I, in turn, lacked the inclination to rapidly absorb and adopt the rules of this new world, a world where your grasp on preteen fashion, pop culture, and boys all mattered terribly. Possibly I could have compensated for my almost total lack of knowledge in these key areas with lashings of gregarious charm, but at nine I lacked that, too. I was not what you would call a sunny child.

So I read instead. I read desperately.

I read pretty much anything I could get my hands on. One of the few good things I could see about living in the states was the ready availability of books. Some weekends Mum and Dad would take us to the local library’s used-book sale. Books were a quarter each. I had a cardboard box and carte blanche. On those Saturday mornings I was in heaven.
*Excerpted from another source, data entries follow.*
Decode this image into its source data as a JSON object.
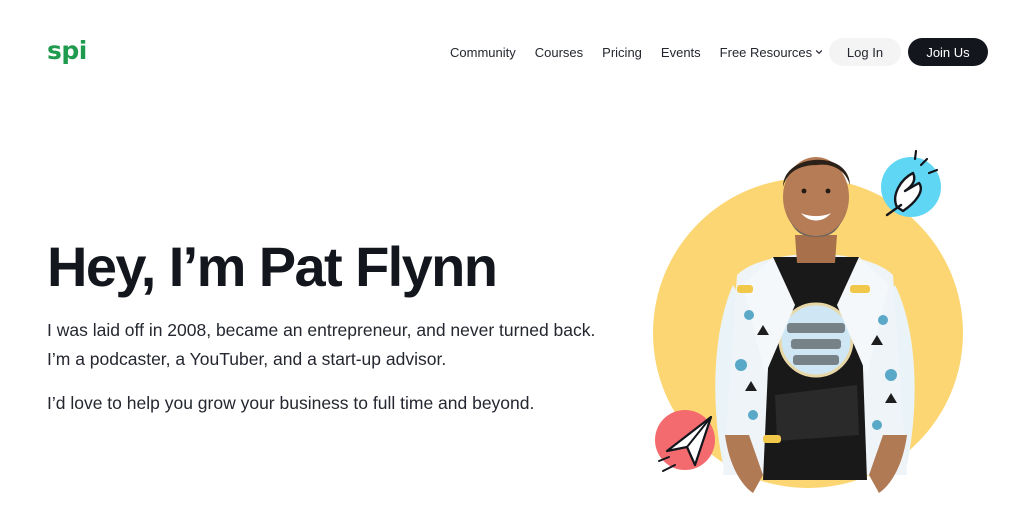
{
  "brand": {
    "logo_text": "spi",
    "color": "#1f9b4f"
  },
  "nav": {
    "items": [
      {
        "label": "Community"
      },
      {
        "label": "Courses"
      },
      {
        "label": "Pricing"
      },
      {
        "label": "Events"
      },
      {
        "label": "Free Resources",
        "has_dropdown": true
      }
    ],
    "login_label": "Log In",
    "join_label": "Join Us"
  },
  "hero": {
    "title_prefix": "Hey, I’m ",
    "title_name": "Pat Flynn",
    "intro": "I was laid off in 2008, became an entrepreneur, and never turned back. I’m a podcaster, a YouTuber, and a start-up advisor.",
    "cta_text": "I’d love to help you grow your business to full time and beyond."
  },
  "colors": {
    "accent_green": "#1f9b4f",
    "scribble": "#cfe6d8",
    "sun_yellow": "#fcd672",
    "sky_blue": "#5fd6f4",
    "coral": "#f36b6e",
    "dark": "#13161d"
  },
  "icons": [
    "snap-fingers-icon",
    "paper-plane-icon",
    "chevron-down-icon"
  ]
}
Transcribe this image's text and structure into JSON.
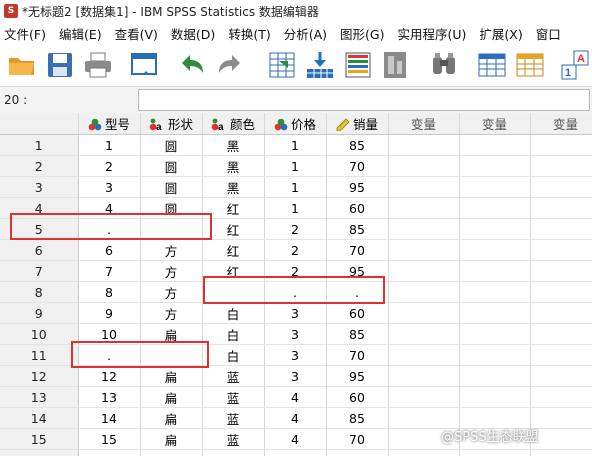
{
  "window": {
    "title": "*无标题2 [数据集1] - IBM SPSS Statistics 数据编辑器"
  },
  "menu": [
    "文件(F)",
    "编辑(E)",
    "查看(V)",
    "数据(D)",
    "转换(T)",
    "分析(A)",
    "图形(G)",
    "实用程序(U)",
    "扩展(X)",
    "窗口"
  ],
  "toolbar": {
    "icons": [
      "open-folder-icon",
      "save-icon",
      "print-icon",
      "dialog-recall-icon",
      "undo-icon",
      "redo-icon",
      "goto-case-icon",
      "goto-variable-icon",
      "variables-icon",
      "run-descriptive-icon",
      "find-icon",
      "insert-cases-icon",
      "insert-variable-icon",
      "value-labels-icon"
    ],
    "colors": {
      "folder": "#f2a93b",
      "save": "#3a6fb3",
      "undo": "#2e8b3e",
      "redo": "#8c8c8c",
      "accent": "#2a6ebb"
    }
  },
  "cell_editor": {
    "ref": "20 :",
    "value": ""
  },
  "columns": [
    {
      "label": "型号",
      "icon": "nominal-variable-icon"
    },
    {
      "label": "形状",
      "icon": "string-variable-icon"
    },
    {
      "label": "颜色",
      "icon": "string-variable-icon"
    },
    {
      "label": "价格",
      "icon": "nominal-variable-icon"
    },
    {
      "label": "销量",
      "icon": "scale-variable-icon"
    },
    {
      "label": "变量",
      "icon": ""
    },
    {
      "label": "变量",
      "icon": ""
    },
    {
      "label": "变量",
      "icon": ""
    }
  ],
  "rows": [
    {
      "n": "1",
      "cells": [
        "1",
        "圆",
        "黑",
        "1",
        "85",
        "",
        "",
        ""
      ]
    },
    {
      "n": "2",
      "cells": [
        "2",
        "圆",
        "黑",
        "1",
        "70",
        "",
        "",
        ""
      ]
    },
    {
      "n": "3",
      "cells": [
        "3",
        "圆",
        "黑",
        "1",
        "95",
        "",
        "",
        ""
      ]
    },
    {
      "n": "4",
      "cells": [
        "4",
        "圆",
        "红",
        "1",
        "60",
        "",
        "",
        ""
      ]
    },
    {
      "n": "5",
      "cells": [
        ".",
        "",
        "红",
        "2",
        "85",
        "",
        "",
        ""
      ]
    },
    {
      "n": "6",
      "cells": [
        "6",
        "方",
        "红",
        "2",
        "70",
        "",
        "",
        ""
      ]
    },
    {
      "n": "7",
      "cells": [
        "7",
        "方",
        "红",
        "2",
        "95",
        "",
        "",
        ""
      ]
    },
    {
      "n": "8",
      "cells": [
        "8",
        "方",
        "",
        ".",
        ".",
        "",
        "",
        ""
      ]
    },
    {
      "n": "9",
      "cells": [
        "9",
        "方",
        "白",
        "3",
        "60",
        "",
        "",
        ""
      ]
    },
    {
      "n": "10",
      "cells": [
        "10",
        "扁",
        "白",
        "3",
        "85",
        "",
        "",
        ""
      ]
    },
    {
      "n": "11",
      "cells": [
        ".",
        "",
        "白",
        "3",
        "70",
        "",
        "",
        ""
      ]
    },
    {
      "n": "12",
      "cells": [
        "12",
        "扁",
        "蓝",
        "3",
        "95",
        "",
        "",
        ""
      ]
    },
    {
      "n": "13",
      "cells": [
        "13",
        "扁",
        "蓝",
        "4",
        "60",
        "",
        "",
        ""
      ]
    },
    {
      "n": "14",
      "cells": [
        "14",
        "扁",
        "蓝",
        "4",
        "85",
        "",
        "",
        ""
      ]
    },
    {
      "n": "15",
      "cells": [
        "15",
        "扁",
        "蓝",
        "4",
        "70",
        "",
        "",
        ""
      ]
    },
    {
      "n": "16",
      "cells": [
        "",
        "",
        "",
        "",
        "",
        "",
        "",
        ""
      ]
    }
  ],
  "highlight_color": "#e03030",
  "watermark": "@SPSS生态联盟"
}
Like many kids, I suspect, I was drawn to stories of outsiders or children persevering against all odds in the face of hardship. I devoured all of C.S. Lewis’ stories of Narnia and adored the novels of Frances Hodgson Burnett, especially the ones featuring little girls who were raised in India before being exiled to face great hardship in Britain. But I also strayed into more adult territory. I trolled our bookshelves and the bookshelves of family friends, and those bookshelves were gold mines for stories about everything from religious persecution to murder, rape, civil war, child brides, and honor killing.

In retrospect, even at eleven I wasn’t reading largely for pleasant diversion, for fun, for the literary equivalent of eating ice cream in the middle of the day. I was extreme-reading – pushing boundaries – looking to be shocked, scared, thrilled, and taught. I was reading to try to figure out how to make sense of pain.

It is entirely possible that had we remained in Australia throughout my childhood, I would still have spent the majority of these preteen years feeling isolated and misunderstood. After all, in the midst of our mobility I never doubted my parents’ love for me or for each other, but this did not forestall an essential loneliness that was very deeply felt. I suspect that I would still have grown into someone who feels compelled to explore the juxtaposition of shadow and light, someone who is drawn to discover what lies in the dark of life and of ourselves. But I also suspect that the shocking extremes presented by life in Bangladesh and America propelled me down this path earlier, and farther, than I may naturally have ventured.

It was largely books that were my early companions on this journey. They were stories of poverty and struggle, injustice and abuse, violence and debauchery, yes. But they were also threaded through with honor and courage, sacrifice and discipline, character and hope.

Many people seem to view “real life” as the gold standard by which to interpret stories, but I don’t think that does novels justice. For me, at least, the relationship between the real and fictional worlds was reciprocal. These books named emotions, pointed to virtue and vice, and led me into a deeper understanding of things I had already witnessed and experienced myself. They also let me try on, like a child playing dress-up, experiences and notions new to me. They acted as maps, mirrors, and magnifying glasses.

In those lonely childhood years, books also provided refuge. They were havens and sanctums.

Did that make them home?

When the writing exercise ended after half an hour and we were invited to share, I’d come up with only two ideas.

Set the scene in a bookstore. Or set it in an airport.

I hadn’t written a single word.

***

Thanks for reading! You can enter to win a copy of Love At The Speed Of Email by leaving a comment below and addressing at least one of the following questions.

  • Where’s home for you?
  • What comes to mind when you hear the word home?
  • If you’re raising third culture kids, how are you addressing this issue with them?
  • Any favorite Bible verses, quotes, or stories to share on this topic?

I’ll pick three winners randomly from the comment list on Saturday the 9th of March and send out an email to the winners. If you don’t win an e-copy and you’d like to read more, or you prefer a paperback copyLove At The Speed Of Email is available from Amazon, Barnes and Noble, and elsewhere.

Lisa McKayauthor, psychologist, sojourner in Laos

Blog: www.lisamckaywriting.com      Books: Love At The Speed Of Email and My Hands Came Away Red